*What the exercise asks*.
Drop the images. Copy every line below character for character.

*Record set*.
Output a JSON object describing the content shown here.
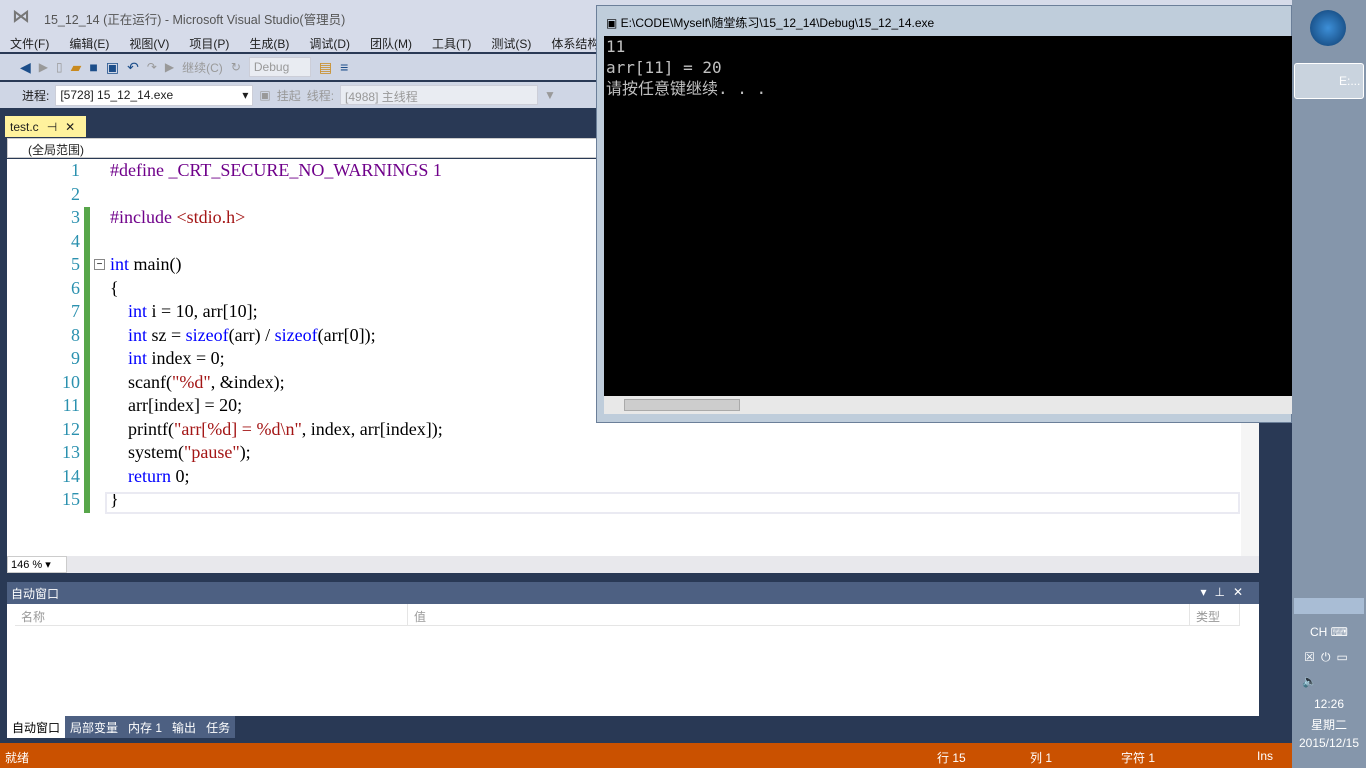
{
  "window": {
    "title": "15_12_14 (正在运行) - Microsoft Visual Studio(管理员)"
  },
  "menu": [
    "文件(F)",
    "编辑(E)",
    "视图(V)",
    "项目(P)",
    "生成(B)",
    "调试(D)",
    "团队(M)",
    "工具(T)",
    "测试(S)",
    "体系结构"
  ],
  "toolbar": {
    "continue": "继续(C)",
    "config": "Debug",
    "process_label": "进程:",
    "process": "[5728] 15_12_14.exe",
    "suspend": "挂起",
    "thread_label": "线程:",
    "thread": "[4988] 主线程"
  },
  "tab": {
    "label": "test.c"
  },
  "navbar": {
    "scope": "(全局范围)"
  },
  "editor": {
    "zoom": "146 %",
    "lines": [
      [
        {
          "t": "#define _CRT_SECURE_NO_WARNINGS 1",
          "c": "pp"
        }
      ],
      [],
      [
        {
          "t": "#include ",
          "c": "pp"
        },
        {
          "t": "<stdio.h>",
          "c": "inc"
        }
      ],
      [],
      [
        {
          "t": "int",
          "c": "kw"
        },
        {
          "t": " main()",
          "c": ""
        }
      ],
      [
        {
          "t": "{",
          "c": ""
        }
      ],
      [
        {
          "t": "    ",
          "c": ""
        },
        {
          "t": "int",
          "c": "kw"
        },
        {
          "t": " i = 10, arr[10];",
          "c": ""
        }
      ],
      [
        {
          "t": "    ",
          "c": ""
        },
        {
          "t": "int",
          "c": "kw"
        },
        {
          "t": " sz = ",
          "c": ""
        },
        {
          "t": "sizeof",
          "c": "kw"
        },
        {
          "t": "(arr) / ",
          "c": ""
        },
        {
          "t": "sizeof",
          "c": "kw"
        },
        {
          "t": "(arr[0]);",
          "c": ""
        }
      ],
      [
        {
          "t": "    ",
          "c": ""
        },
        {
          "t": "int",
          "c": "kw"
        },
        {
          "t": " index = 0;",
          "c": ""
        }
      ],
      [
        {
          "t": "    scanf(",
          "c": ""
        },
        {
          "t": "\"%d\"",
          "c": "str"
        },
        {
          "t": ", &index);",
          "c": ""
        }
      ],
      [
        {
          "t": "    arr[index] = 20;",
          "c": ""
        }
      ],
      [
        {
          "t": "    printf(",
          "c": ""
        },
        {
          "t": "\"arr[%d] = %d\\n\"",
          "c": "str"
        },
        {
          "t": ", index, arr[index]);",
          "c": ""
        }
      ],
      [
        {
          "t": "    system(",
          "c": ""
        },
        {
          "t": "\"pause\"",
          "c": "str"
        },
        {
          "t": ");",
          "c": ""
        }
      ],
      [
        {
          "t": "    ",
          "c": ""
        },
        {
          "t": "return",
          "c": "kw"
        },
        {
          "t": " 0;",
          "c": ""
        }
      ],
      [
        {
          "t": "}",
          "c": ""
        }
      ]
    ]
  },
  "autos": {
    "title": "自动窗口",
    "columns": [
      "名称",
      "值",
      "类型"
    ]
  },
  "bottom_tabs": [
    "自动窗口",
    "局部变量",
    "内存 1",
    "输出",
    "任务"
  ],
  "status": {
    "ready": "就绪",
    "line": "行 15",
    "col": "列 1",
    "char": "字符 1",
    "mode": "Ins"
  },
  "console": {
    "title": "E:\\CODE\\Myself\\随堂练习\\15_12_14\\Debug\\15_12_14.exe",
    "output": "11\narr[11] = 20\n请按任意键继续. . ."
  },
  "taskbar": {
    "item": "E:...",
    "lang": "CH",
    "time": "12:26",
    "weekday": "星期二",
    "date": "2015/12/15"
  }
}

*Solution to the exercise*.
Output a JSON object describing the content shown here.
{
  "window": {
    "title": "15_12_14 (正在运行) - Microsoft Visual Studio(管理员)"
  },
  "menu": [
    "文件(F)",
    "编辑(E)",
    "视图(V)",
    "项目(P)",
    "生成(B)",
    "调试(D)",
    "团队(M)",
    "工具(T)",
    "测试(S)",
    "体系结构"
  ],
  "toolbar": {
    "continue": "继续(C)",
    "config": "Debug",
    "process_label": "进程:",
    "process": "[5728] 15_12_14.exe",
    "suspend": "挂起",
    "thread_label": "线程:",
    "thread": "[4988] 主线程"
  },
  "tab": {
    "label": "test.c"
  },
  "navbar": {
    "scope": "(全局范围)"
  },
  "editor": {
    "zoom": "146 %",
    "lines": [
      [
        {
          "t": "#define _CRT_SECURE_NO_WARNINGS 1",
          "c": "pp"
        }
      ],
      [],
      [
        {
          "t": "#include ",
          "c": "pp"
        },
        {
          "t": "<stdio.h>",
          "c": "inc"
        }
      ],
      [],
      [
        {
          "t": "int",
          "c": "kw"
        },
        {
          "t": " main()",
          "c": ""
        }
      ],
      [
        {
          "t": "{",
          "c": ""
        }
      ],
      [
        {
          "t": "    ",
          "c": ""
        },
        {
          "t": "int",
          "c": "kw"
        },
        {
          "t": " i = 10, arr[10];",
          "c": ""
        }
      ],
      [
        {
          "t": "    ",
          "c": ""
        },
        {
          "t": "int",
          "c": "kw"
        },
        {
          "t": " sz = ",
          "c": ""
        },
        {
          "t": "sizeof",
          "c": "kw"
        },
        {
          "t": "(arr) / ",
          "c": ""
        },
        {
          "t": "sizeof",
          "c": "kw"
        },
        {
          "t": "(arr[0]);",
          "c": ""
        }
      ],
      [
        {
          "t": "    ",
          "c": ""
        },
        {
          "t": "int",
          "c": "kw"
        },
        {
          "t": " index = 0;",
          "c": ""
        }
      ],
      [
        {
          "t": "    scanf(",
          "c": ""
        },
        {
          "t": "\"%d\"",
          "c": "str"
        },
        {
          "t": ", &index);",
          "c": ""
        }
      ],
      [
        {
          "t": "    arr[index] = 20;",
          "c": ""
        }
      ],
      [
        {
          "t": "    printf(",
          "c": ""
        },
        {
          "t": "\"arr[%d] = %d\\n\"",
          "c": "str"
        },
        {
          "t": ", index, arr[index]);",
          "c": ""
        }
      ],
      [
        {
          "t": "    system(",
          "c": ""
        },
        {
          "t": "\"pause\"",
          "c": "str"
        },
        {
          "t": ");",
          "c": ""
        }
      ],
      [
        {
          "t": "    ",
          "c": ""
        },
        {
          "t": "return",
          "c": "kw"
        },
        {
          "t": " 0;",
          "c": ""
        }
      ],
      [
        {
          "t": "}",
          "c": ""
        }
      ]
    ]
  },
  "autos": {
    "title": "自动窗口",
    "columns": [
      "名称",
      "值",
      "类型"
    ]
  },
  "bottom_tabs": [
    "自动窗口",
    "局部变量",
    "内存 1",
    "输出",
    "任务"
  ],
  "status": {
    "ready": "就绪",
    "line": "行 15",
    "col": "列 1",
    "char": "字符 1",
    "mode": "Ins"
  },
  "console": {
    "title": "E:\\CODE\\Myself\\随堂练习\\15_12_14\\Debug\\15_12_14.exe",
    "output": "11\narr[11] = 20\n请按任意键继续. . ."
  },
  "taskbar": {
    "item": "E:...",
    "lang": "CH",
    "time": "12:26",
    "weekday": "星期二",
    "date": "2015/12/15"
  }
}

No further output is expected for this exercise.